# WHAT YOU WILL DO
Report every line of the records below that contains the word "Generated".

# PROVIDED RECORDS
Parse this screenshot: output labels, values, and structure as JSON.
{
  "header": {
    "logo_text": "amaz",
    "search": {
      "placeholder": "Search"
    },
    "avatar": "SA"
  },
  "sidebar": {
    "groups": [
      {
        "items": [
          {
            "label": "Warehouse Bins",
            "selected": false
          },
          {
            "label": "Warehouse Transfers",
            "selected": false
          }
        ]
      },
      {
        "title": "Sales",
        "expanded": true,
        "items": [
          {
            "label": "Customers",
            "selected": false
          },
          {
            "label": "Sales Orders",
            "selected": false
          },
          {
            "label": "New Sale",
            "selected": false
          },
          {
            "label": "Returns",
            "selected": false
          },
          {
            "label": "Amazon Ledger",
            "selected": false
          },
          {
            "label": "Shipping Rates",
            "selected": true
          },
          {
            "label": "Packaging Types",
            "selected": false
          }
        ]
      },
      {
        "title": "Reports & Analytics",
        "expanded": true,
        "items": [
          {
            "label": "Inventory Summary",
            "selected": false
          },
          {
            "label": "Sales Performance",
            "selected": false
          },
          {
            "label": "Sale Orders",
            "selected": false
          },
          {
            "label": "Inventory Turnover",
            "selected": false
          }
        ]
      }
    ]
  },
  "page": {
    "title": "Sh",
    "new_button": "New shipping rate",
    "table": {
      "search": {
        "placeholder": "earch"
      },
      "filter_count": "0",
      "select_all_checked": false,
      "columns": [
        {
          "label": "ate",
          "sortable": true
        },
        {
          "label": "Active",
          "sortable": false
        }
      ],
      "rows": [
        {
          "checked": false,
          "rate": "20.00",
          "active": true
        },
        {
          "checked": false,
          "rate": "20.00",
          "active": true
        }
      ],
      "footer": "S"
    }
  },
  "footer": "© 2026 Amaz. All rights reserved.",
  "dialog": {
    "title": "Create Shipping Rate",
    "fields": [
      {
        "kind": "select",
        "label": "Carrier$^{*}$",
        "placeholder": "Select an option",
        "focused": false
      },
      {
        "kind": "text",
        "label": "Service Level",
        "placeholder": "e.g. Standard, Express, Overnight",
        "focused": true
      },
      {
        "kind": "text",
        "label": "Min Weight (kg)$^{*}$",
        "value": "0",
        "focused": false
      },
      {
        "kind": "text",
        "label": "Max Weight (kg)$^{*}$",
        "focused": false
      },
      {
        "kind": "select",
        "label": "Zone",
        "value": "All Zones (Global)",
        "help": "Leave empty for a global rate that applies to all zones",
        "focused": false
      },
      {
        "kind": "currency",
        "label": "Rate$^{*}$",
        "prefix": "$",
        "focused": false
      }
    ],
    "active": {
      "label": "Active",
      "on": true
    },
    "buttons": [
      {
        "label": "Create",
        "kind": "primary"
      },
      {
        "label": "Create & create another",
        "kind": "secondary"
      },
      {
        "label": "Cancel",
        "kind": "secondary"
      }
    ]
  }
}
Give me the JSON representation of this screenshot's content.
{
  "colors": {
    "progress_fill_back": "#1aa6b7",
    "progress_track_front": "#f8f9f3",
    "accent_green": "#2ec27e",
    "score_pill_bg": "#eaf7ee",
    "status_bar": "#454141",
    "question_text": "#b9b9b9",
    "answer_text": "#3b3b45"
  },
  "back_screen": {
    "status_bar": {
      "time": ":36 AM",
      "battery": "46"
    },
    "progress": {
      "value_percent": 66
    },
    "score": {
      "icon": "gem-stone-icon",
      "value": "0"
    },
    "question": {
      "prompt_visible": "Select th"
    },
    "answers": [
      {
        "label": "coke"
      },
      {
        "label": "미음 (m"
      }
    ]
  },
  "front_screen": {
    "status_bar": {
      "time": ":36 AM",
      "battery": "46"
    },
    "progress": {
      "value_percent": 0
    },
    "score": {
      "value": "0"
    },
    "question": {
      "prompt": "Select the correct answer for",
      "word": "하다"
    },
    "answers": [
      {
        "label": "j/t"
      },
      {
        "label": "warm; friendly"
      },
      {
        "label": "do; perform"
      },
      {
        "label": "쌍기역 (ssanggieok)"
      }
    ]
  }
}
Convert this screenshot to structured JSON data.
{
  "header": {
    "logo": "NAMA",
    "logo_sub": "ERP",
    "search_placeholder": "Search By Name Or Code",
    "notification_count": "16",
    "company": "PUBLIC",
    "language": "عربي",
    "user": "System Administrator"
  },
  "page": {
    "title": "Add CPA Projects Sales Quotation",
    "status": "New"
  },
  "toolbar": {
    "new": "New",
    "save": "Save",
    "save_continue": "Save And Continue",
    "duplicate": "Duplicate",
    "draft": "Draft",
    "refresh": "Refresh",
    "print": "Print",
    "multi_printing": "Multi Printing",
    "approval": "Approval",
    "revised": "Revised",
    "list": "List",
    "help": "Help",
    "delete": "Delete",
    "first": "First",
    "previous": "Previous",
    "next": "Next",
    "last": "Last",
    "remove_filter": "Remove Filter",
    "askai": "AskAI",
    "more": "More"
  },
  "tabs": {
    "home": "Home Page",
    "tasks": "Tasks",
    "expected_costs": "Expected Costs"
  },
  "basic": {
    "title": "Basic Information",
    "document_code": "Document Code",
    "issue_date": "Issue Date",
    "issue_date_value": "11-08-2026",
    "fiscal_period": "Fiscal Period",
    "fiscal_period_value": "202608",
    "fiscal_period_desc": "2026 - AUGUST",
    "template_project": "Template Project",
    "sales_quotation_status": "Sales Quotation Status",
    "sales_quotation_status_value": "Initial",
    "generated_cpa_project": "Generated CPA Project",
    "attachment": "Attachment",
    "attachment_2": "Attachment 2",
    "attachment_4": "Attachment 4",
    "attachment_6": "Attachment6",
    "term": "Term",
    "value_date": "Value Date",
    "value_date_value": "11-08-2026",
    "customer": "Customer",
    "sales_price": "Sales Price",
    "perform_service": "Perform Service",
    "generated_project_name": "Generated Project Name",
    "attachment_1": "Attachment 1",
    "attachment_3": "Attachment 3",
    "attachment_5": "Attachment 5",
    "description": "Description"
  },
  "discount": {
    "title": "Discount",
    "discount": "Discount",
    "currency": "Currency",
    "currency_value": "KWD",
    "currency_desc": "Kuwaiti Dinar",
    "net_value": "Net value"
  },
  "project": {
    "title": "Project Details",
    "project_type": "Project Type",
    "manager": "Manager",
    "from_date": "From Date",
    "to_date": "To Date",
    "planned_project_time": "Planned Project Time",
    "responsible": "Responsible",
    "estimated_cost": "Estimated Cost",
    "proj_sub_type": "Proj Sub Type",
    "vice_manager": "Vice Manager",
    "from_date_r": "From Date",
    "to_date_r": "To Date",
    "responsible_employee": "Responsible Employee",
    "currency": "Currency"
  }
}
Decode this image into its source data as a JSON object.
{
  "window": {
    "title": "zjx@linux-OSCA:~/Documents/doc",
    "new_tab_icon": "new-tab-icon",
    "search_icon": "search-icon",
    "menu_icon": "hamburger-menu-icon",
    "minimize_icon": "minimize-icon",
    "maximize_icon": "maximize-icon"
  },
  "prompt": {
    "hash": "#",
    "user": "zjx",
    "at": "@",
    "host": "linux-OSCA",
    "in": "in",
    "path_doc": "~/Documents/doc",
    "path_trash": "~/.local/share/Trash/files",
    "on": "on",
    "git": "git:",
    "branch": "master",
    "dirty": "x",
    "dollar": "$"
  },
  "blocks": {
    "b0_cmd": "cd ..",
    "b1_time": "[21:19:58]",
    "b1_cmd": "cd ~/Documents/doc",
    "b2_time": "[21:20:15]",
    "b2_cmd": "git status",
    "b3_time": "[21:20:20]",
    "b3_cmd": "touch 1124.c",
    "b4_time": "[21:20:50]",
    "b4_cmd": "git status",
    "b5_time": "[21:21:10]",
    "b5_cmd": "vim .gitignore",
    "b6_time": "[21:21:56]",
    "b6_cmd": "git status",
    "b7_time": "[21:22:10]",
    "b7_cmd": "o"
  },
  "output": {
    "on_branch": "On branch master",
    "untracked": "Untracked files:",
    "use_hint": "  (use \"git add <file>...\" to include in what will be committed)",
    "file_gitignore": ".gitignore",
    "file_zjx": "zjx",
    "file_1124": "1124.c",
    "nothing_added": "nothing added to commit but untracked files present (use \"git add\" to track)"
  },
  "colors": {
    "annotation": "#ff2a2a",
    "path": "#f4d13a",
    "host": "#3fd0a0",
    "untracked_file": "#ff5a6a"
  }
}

# EXERCISE OUTPUT
    "generated_cpa_project": "Generated CPA Project",
    "generated_project_name": "Generated Project Name",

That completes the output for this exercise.